In April 2011, investigators learned that members of the defendants’ organization had arranged for a large shipment of cocaine to the area, and that they were storing it in a storage facility in Hyattsville, Md. After obtaining a search warrant, law enforcement searched the locker and recovered 29.5 kilograms of cocaine, nearly 2 kilograms of crack cocaine, several firearms, including an assault rifle, and packaging material, which included wrappings with cocaine residue that indicated that at least 60 additional kilograms of cocaine had passed through the storage facility and onto the streets of the Metropolitan Washington area. The cocaine had an estimated wholesale value of $1 million and an estimated street value of more than $3 million.

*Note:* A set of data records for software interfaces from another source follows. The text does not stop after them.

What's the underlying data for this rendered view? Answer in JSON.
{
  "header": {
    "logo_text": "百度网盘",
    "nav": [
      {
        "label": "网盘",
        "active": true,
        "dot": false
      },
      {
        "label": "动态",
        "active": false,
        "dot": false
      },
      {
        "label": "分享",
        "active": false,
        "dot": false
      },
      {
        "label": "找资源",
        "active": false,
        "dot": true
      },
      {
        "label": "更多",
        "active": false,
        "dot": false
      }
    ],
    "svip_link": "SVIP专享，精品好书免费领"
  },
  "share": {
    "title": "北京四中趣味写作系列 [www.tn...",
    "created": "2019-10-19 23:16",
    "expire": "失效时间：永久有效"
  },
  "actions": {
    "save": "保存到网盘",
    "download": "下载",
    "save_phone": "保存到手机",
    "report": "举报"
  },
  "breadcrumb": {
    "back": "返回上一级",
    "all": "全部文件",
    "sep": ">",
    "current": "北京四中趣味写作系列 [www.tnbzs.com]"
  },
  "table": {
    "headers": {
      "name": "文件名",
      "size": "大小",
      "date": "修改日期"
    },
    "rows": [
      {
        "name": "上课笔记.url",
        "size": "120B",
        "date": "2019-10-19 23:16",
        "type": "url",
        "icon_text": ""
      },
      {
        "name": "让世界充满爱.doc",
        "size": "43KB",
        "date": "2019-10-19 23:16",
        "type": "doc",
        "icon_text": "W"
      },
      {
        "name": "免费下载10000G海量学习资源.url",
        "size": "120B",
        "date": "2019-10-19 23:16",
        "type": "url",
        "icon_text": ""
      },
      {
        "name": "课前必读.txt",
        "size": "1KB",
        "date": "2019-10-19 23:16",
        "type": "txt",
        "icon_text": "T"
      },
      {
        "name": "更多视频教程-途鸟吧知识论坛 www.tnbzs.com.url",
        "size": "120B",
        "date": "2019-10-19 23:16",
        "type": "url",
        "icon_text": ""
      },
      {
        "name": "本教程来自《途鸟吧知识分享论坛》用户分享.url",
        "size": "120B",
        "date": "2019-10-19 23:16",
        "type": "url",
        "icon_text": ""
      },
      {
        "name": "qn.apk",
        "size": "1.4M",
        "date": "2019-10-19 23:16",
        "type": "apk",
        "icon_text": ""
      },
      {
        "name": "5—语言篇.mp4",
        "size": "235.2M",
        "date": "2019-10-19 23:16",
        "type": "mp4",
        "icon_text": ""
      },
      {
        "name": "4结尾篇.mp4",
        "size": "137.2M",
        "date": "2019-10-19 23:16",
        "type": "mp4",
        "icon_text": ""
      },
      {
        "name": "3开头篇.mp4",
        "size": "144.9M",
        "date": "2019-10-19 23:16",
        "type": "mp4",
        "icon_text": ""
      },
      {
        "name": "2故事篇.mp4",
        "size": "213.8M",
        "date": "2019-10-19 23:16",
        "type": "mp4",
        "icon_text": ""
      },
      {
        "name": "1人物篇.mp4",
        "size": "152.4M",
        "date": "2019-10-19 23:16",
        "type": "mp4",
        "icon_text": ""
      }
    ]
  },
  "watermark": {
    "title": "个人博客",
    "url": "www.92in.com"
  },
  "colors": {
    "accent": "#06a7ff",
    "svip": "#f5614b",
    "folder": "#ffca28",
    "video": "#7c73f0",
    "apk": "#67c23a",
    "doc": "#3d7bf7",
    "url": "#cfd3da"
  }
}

All told, 11 people have pled guilty to charges in the investigation. Bowman, Edwards and Williams were the only defendants to stand trial.
The prosecution grew out of the efforts of the federal Organized Crime Drug Enforcement Task Force, a multi-agency team that conducts comprehensive, multi-level attacks on major drug trafficking and money laundering organizations. The principal mission of the nationwide program is to identify, disrupt, and dismantle the most serious drug trafficking and money laundering organizations and those primarily responsible for the nation’s drug supply.
In announcing the sentence, U.S. Attorney Machen, Assistant Director in Charge Parlave, and Chief Lanier commended the work of the FBI and MPD members of the task force who investigated the case. They also thanked the U.S. Attorney’s Office for the District of Maryland, the FBI’s Baltimore Division, and the Prince George’s County and Montgomery County police departments, which provided assistance. They cited the efforts of those who worked on the case from the U.S. Attorney’s Office for the District of Columbia, including Paralegal Specialists Jeanette Litz, Jeremy Stoller, Regan Gibson, and Starla Stolk, and Litigation Support Specialist Ron Royal.
Finally, they acknowledged the work of Assistant U.S. Attorneys Debra Long-Doyle and Steven B. Wasserman of the Violent Crime and Narcotics Trafficking Section, and Zia M. Faruqui, of the Asset Forfeiture and Money Laundering Section, who are prosecuting the case.13-126